Project Muinda, Kinshasa, DR Congo
“Muinda” comes from the word for “Light” in several of the languages used in Kinshasa – a bustling city of over 9 million located in the western DRC. Projet Muinda has grown from the light of hope in each of its members, who are all Congolese determined that their city and their country can be a peaceful home. In a place where local and international political and commercial interests have acted to aggravate conflict and increase poverty for generations, they have taken every opportunity to learn how to build peace and to share these skills.
Muinda is a project of Kinshasa Monthly Meeting, a small unprogrammed Quaker Meeting isolated from other Congolese Quakers who are all in the east of the country. By a series of chances, Ottawa Friends discovered Project Muinda in 1996, and recommended to CFSC that we support their work in training community volunteers to provide conflict resoultion services.
What is a Peace Cell?
“Peace Cells” are groups of volunteers (usually there are 5) who work together to respond to conflicts in their neighbourhood of Kinshasa.
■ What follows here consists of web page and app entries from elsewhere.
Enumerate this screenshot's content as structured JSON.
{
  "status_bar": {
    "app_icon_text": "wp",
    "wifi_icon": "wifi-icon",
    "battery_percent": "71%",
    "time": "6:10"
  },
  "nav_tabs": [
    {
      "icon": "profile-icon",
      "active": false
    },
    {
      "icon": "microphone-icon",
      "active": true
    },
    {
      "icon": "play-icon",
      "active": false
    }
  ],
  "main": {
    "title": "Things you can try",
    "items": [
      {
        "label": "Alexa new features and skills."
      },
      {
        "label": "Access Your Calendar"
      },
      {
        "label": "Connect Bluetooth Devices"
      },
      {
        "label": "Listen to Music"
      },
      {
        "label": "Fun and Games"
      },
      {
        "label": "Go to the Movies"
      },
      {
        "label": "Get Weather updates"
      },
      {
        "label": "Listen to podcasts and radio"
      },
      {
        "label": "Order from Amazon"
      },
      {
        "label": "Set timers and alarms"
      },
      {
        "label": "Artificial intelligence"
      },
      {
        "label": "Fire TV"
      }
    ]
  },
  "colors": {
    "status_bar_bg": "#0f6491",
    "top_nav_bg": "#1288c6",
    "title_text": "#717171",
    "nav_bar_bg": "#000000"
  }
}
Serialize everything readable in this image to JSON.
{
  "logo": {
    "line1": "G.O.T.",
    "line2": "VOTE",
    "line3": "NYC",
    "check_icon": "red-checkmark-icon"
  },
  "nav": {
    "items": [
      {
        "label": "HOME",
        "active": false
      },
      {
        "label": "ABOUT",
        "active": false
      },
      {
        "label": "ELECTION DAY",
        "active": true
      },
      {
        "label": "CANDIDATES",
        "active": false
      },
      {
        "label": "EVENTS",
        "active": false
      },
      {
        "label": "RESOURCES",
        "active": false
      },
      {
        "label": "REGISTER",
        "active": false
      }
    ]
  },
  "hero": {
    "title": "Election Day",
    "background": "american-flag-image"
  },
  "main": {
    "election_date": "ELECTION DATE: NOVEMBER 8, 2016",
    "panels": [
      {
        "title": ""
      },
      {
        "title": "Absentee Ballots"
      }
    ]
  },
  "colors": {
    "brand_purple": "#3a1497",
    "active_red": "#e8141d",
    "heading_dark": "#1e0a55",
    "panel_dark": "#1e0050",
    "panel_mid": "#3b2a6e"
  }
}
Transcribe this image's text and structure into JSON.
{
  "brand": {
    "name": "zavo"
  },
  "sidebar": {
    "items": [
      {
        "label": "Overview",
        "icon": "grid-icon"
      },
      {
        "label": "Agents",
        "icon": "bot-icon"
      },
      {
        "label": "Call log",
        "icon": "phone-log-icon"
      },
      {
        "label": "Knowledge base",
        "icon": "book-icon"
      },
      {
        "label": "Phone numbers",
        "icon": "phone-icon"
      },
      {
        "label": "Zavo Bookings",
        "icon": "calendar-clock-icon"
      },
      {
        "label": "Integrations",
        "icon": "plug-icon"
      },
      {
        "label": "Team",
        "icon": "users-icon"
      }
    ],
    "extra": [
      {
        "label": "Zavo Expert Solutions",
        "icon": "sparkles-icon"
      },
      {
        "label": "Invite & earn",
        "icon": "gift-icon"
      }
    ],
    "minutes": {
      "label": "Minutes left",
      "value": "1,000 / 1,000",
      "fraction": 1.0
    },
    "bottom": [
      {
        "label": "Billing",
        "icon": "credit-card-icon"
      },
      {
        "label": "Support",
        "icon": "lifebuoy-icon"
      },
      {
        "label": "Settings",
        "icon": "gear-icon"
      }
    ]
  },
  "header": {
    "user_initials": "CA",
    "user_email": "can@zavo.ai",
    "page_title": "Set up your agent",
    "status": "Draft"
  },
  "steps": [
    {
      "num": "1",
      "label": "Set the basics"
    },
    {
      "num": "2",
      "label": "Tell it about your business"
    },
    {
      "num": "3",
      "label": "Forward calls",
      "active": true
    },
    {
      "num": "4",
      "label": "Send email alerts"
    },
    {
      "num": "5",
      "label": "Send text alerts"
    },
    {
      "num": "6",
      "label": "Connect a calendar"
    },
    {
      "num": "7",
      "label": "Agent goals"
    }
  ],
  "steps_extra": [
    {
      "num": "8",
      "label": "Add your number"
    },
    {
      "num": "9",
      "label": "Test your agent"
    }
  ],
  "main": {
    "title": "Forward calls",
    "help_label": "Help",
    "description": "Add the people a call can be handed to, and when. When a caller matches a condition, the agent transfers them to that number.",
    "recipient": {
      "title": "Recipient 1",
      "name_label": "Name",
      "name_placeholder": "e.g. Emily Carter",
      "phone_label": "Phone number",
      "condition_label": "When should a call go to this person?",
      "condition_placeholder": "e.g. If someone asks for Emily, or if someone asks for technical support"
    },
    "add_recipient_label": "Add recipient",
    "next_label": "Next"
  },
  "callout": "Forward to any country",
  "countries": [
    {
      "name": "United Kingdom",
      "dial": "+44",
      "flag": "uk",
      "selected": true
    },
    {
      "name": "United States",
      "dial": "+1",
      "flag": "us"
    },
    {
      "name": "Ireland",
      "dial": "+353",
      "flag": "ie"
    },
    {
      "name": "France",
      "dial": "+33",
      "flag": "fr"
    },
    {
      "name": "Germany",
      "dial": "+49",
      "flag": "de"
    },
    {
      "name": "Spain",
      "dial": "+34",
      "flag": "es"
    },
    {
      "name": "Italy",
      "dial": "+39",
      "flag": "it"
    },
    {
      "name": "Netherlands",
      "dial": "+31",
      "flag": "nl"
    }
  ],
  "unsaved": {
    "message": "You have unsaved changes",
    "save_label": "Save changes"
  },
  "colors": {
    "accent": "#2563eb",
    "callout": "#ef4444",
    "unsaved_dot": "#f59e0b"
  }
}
The members are trained by Muinda in six peacebuilding skills:
- peace cell facilitation,
- nonviolent communication,
- conflict mediation and resolution,
- community building,
- policy dialogue, and
- working with trauma.
When conflicts arise – typically domestic disputes or landlord-tenant disputes, people know to seek out the assistance of their neighbourhood peace cell.
Peace cells also animate their communities to find collective solutions to problems they have in common. The community-based connections of the network, as well as the members’ peacebuilding skills, make it a strong vehicle for public education on any topic, such as, notably during 2010 and 2011, election participation and observation.
The peace cells operate with the permission of the municipal authorities and have appropriate working relationships with them.
Read a May 2014 article Building a culture of peace in Kinshasa that describes the work of the Peace Cells as witnessed by CFSC during a visit.
Read other descriptions of Peace Cell activities: In Lemba neighbourhood, where teenagers disbanded hostile groups. In Ngaliema neighbourhood, where a soccer tournament was organized.
Take a look at pictures from Project Muinda:
In the DRC’s context of underdeveloped governance, it is important to encourage democratic participation. Project Muinda recognizes elections as an excellent “teachable moment”. The peace cell network contributes by providing: (a) non-partisan observers making regular reports, and (b) mediation teams that can de-escalate minor conflicts that may arise.
For a country the size of DR Congo, there can never be enough international observers to cover polling stations and ensure that there are not pockets of malpractice. Also, the dedication of local people to this role models and develops a local sense of responsibility for local governance. It shows the local political candidates and electoral officials that their own people are watching them, able to discern good behaviour.
The very act of maintaining an impartial, balanced attitude is an important element of peacebuilding, and is a skill that has to be learned, not taken for granted. Election observation offers an opportunity to help people develop this skill in a very practical application. It also provides a timely context for people to learn about their human rights and appropriate expectations for good governance.
Examples of CFSC supported work – 2011 election monitoring:
- Summary Report (August 2010) of the Election Observation Training Seminar and the Launch of the Quaker Peace Network Central Africa and Establishment of its Constitution (This link has been removed temporarily.)
- November 2011 D. R. Congo election observer team reports
- Joint Press Release on Conglese Election from Development and Peace, Entraide missionnaire inc. and CFSC (English and French)